  • Shareholder proposal to permit a shareholder or group of shareholders holding at least 3% of the company’s outstanding stock for at least 3 years to nominate up to 20% of the directors, and management proposal allowing shareholders holding at least 5% of the company’s stock for at least 5 years to nominate up to 10% of the directors: Not a direct conflict and not excludable under 14a-8(i)(9)
  • Company proposal to approve an incentive plan giving the compensation committee the discretion to set the vesting provision for equity awards, and a shareholder proposal asking the compensation committee to implement a policy imposing a minimum four-year annual vesting of all equity awards: Not a direct conflict and not excludable under 14a-8(i)(9)

The staff concedes that the result of this interpretation may be that differing proposals are both approved by shareholders, putting company management in the position of considering the effects of both. There also may be some potential for confusion of the shareholders if such proposals are both presented. This, according to the staff, is not what the rule was intended to address. As a result, company boards will be left to sort that out. The staff also acknowledged that this articulation of the exclusion imposes a higher burden for companies seeking to exclude a proposal, but stated that the new standard was most consistent with the history of the rule.

Application of Rule 14a-8(i)(7) after Trinity Wall Street

Staff Legal Bulletin 14H also addresses the recent Third Circuit Court of Appeals decision in the case of Trinity Wall Street v. Wal-Mart Stores, Inc., 792 F.3d 323 (3d Cir. 2015). In that case, the Third Circuit reversed a lower court ruling that a shareholder proposal could not be excluded by Wal-Mart under the "ordinary business" exclusion because it related to a significant policy issue – here the overall issue of gun safety – which is a long-standing exception to the "ordinary business" exclusion.

The Third Circuit reversed, holding that Wal-Mart could exclude Trinity’s proposal calling for greater board oversight of Wal-Mart firearm sales, because even if gun safety was an issue of broad social significance, it did not "transcend" the company’s ordinary business. The majority concluded there was a two-part test to the application of the ordinary business rule: first, establish a significant policy issue is raised by the proposal, and second, establish that it transcends the company’s ordinary business by being "divorced from how a company approaches the nitty-gritty of its core business." The concurring judge analyzed the issue using the staff’s traditional approach.

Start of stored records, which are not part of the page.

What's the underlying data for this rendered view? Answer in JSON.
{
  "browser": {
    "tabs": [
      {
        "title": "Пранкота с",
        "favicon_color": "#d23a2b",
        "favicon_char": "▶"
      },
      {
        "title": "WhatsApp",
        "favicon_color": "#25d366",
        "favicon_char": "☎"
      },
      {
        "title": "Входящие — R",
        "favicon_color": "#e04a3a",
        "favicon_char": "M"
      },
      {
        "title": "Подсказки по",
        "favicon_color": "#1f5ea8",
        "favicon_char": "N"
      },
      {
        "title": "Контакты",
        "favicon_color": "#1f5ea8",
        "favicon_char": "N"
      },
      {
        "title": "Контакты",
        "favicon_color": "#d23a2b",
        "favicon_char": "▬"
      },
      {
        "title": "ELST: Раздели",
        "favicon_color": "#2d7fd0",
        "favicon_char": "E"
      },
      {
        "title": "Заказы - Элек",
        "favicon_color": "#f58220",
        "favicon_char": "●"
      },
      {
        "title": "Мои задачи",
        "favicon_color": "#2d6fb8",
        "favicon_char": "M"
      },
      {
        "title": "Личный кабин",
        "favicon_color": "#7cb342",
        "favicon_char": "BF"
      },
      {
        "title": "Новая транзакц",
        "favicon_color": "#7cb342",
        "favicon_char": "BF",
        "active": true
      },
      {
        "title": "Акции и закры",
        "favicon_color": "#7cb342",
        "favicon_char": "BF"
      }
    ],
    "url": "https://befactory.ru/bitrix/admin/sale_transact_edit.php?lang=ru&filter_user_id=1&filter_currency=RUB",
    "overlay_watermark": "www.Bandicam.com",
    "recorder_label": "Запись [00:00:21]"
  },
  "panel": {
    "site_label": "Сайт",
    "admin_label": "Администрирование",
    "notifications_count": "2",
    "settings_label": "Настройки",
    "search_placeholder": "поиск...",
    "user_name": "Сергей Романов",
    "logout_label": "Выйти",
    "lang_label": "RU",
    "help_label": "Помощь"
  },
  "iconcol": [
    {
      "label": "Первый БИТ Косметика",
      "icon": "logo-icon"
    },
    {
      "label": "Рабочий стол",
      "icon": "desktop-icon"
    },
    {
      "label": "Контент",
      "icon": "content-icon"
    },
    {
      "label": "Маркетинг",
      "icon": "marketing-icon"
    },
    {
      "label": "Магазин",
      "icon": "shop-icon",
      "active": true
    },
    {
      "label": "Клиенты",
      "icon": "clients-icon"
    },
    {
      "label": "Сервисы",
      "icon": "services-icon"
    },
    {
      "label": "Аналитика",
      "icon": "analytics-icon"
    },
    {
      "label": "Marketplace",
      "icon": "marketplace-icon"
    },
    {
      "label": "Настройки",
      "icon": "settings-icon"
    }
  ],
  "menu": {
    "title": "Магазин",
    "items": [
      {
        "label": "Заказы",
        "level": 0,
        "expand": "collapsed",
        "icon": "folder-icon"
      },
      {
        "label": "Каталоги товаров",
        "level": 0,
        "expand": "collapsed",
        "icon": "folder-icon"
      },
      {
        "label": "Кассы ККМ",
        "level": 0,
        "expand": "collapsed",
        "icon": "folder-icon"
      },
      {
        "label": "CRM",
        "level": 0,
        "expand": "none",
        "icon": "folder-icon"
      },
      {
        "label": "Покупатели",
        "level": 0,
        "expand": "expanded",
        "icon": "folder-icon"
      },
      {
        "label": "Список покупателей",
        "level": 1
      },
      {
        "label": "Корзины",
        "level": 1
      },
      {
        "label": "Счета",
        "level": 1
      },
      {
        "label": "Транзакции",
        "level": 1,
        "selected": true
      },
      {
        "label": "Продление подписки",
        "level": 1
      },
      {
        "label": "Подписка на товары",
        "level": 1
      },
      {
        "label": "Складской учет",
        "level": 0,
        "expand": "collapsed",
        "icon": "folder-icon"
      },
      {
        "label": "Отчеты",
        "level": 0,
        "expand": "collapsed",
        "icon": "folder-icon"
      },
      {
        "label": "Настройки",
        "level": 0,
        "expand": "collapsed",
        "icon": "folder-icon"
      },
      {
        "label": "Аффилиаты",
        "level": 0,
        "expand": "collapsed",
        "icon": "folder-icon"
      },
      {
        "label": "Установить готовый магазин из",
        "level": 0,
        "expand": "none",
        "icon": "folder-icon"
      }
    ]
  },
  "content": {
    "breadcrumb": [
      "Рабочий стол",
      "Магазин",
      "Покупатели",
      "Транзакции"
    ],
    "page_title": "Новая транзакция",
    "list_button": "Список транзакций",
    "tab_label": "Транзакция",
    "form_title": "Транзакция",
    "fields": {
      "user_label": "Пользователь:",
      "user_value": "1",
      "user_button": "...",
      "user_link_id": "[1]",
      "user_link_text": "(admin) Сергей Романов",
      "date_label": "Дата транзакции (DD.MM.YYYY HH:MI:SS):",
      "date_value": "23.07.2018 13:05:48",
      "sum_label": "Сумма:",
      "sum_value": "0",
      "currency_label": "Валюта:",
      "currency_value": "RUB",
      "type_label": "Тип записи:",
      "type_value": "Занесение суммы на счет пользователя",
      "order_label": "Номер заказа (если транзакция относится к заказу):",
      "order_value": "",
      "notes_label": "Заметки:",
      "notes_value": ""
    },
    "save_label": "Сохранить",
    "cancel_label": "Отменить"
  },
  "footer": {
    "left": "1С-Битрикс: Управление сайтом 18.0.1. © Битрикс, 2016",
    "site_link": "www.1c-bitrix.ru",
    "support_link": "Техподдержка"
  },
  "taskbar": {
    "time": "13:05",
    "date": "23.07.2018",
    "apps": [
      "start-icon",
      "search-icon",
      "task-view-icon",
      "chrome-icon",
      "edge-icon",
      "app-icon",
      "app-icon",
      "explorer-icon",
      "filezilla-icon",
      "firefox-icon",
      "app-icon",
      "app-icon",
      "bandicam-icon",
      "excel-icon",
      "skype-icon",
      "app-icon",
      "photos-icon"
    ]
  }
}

The staff used the opportunity provided by the SLB 14H to announce that it will not analyze the significant policy exception to the ordinary business exclusion using the majority’s two-part analysis because of concerns that this would unduly limit the exception. Instead, the staff stated that proposals focused on a significant policy issue would not be excludable as ordinary business regardless of whether they related to the "nitty gritty" of an issuer’s core business.